Senator O’BRIEN —We have a very short space of time, so I want to talk about the role of the regulator, because that is what this is about. You have the commercial interests of the airline. Qantas and Virgin are two Australian based airlines, both of which will soon be operating internationally—I suppose Pacific Blue is now. What do you say should be the role of the Australian regulator in terms of Australian based companies operating aircraft domestically and internationally? What should the regulator be doing about the maintenance?

Mr Norris —On overseas aircraft operating domestically and internationally?

Senator O’BRIEN —Yes.

Mr Norris —Other countries, such as the United States, require the maintenance to be performed in the United States. For instance, Qantas has had to set up a maintenance base in Los Angeles to inspect and service its aircraft in Los Angeles. The majority of the labour there is overseen by a small number of Qantas people but 99 per cent of the labour is American based and employed. That creates jobs in the United States and leaves the skill base in the States. If airlines in America were to be granted access to our routes in Australia, they should be required to have a system of maintenance under the act here and they should be required to perform some of that maintenance in Australia. For instance, most aircraft coming from overseas spend eight to 12 hours on the ground here. That is time that can be utilised. But instead of flying engineers from overseas in and out again, which does not do anything for Australia, if there were requirements within the regulations that an aircraft arriving in Australia had to have inspections in Australia to meet Australian standards or whatever then effectively that would create the base within the overseas airlines and a wider base for labour across the board, which would preserve the skill base.

Senator HEFFERNAN —So this is a situation of being between a rock and a hard place. We have not got enough people for the present arrangement; we certainly would not have enough people if we had to do that. There is a bloke shaking his head at the back there. You say that a lot of the work is going overseas because we have not got the skill set here, the people to do it. If we had those engineering requirements for that 12-hour stay here, we would need another set of licensed engineers, would we? I still cannot work out who the villain is.

Mr Norris —The villain effectively is chasing lower costs.
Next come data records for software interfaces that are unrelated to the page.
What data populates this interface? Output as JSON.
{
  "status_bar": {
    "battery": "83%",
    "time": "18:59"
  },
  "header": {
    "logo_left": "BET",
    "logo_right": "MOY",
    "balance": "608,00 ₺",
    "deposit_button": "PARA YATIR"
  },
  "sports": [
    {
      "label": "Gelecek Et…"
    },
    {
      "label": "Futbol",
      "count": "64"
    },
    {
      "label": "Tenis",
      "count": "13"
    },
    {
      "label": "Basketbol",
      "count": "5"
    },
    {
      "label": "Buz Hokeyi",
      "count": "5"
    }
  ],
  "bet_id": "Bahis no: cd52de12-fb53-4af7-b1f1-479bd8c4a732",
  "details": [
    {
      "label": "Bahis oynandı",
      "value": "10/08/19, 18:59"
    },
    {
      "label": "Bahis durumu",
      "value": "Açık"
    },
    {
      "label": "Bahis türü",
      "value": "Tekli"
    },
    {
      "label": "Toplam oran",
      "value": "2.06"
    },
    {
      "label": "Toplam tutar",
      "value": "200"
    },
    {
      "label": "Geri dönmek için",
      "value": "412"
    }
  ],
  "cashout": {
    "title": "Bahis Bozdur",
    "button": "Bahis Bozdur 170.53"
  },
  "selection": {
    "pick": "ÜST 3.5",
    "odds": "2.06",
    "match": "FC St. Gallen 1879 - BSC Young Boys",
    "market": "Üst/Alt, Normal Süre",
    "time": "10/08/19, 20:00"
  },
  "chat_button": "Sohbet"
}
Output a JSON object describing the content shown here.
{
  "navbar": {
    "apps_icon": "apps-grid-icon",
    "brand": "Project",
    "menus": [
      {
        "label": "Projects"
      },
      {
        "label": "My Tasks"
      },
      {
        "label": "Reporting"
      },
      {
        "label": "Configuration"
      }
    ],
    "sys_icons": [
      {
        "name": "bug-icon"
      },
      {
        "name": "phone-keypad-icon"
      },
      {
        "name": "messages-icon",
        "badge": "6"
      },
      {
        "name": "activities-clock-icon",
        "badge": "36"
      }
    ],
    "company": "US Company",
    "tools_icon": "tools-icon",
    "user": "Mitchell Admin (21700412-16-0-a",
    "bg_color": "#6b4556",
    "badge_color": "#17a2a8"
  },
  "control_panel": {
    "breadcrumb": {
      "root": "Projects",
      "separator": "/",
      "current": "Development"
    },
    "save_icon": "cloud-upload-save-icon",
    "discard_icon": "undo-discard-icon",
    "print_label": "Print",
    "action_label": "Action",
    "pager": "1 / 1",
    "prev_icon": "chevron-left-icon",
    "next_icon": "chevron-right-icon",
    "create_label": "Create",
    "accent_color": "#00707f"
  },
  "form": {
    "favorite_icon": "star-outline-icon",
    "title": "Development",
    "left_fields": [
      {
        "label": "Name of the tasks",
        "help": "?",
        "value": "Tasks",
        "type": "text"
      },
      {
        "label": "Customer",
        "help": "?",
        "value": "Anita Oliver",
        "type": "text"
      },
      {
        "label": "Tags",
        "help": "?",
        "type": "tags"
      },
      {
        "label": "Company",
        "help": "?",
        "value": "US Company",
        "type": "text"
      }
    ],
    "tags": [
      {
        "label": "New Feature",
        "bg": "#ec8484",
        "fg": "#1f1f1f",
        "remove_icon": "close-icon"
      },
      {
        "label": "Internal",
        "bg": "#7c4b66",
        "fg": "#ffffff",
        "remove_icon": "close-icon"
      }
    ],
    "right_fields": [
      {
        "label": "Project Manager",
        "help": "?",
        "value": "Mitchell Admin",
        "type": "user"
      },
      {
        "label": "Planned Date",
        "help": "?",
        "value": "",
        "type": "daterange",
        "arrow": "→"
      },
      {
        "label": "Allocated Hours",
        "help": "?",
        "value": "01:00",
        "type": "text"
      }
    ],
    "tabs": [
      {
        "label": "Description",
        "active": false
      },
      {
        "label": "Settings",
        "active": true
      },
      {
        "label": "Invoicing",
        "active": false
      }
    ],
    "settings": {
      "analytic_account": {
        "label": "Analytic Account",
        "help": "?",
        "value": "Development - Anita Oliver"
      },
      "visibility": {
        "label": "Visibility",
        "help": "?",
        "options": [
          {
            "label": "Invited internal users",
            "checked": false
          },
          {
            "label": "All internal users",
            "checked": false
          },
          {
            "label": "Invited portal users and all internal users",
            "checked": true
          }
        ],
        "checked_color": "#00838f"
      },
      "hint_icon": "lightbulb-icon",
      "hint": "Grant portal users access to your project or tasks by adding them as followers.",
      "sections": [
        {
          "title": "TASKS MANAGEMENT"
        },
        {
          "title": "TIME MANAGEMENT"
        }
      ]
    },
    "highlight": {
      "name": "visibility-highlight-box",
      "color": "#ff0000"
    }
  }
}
It is cheaper to do maintenance overseas.

Senator HEFFERNAN —But earlier you said that that was not the driver; it was really that there was not—

Mr Re —I think there are two parts to it. One is that one of the key reasons there is now a desperate shortage of qualified licensed engineers in Australia is that a large amount of them were actually made redundant from the industry about two years ago, and those people do not want to re-enter the industry.

Senator HEFFERNAN —They don’t?

Mr Re —No. So when you say there is a shortage, there is a shortage of people with qualifications who wish to be part of the industry. However, if, as Gary said, it were airlines on a servicing basis, I believe there would be a sufficient pool to man airports and lure people back in.

Senator HEFFERNAN —But we have a shortage of doctors and we generally do not send the patients overseas; we bring the doctors in.

Senator O’BRIEN —It is a bit harder. Actually, we do send some.

CHAIR —I remind the committee that we are on a very tight time schedule today. Thank you, Mr Re and Mr Norris. I do thank you for your assistance to the committee.

Mr Re —I would just like to mention that we prepared a submission for today that involved a lot of consultation problems that we have had with CASA. I would like to table that for the committee to read, please.

CHAIR —Yes; thank you. The secretariat staff will get that from you.

[9.32 am]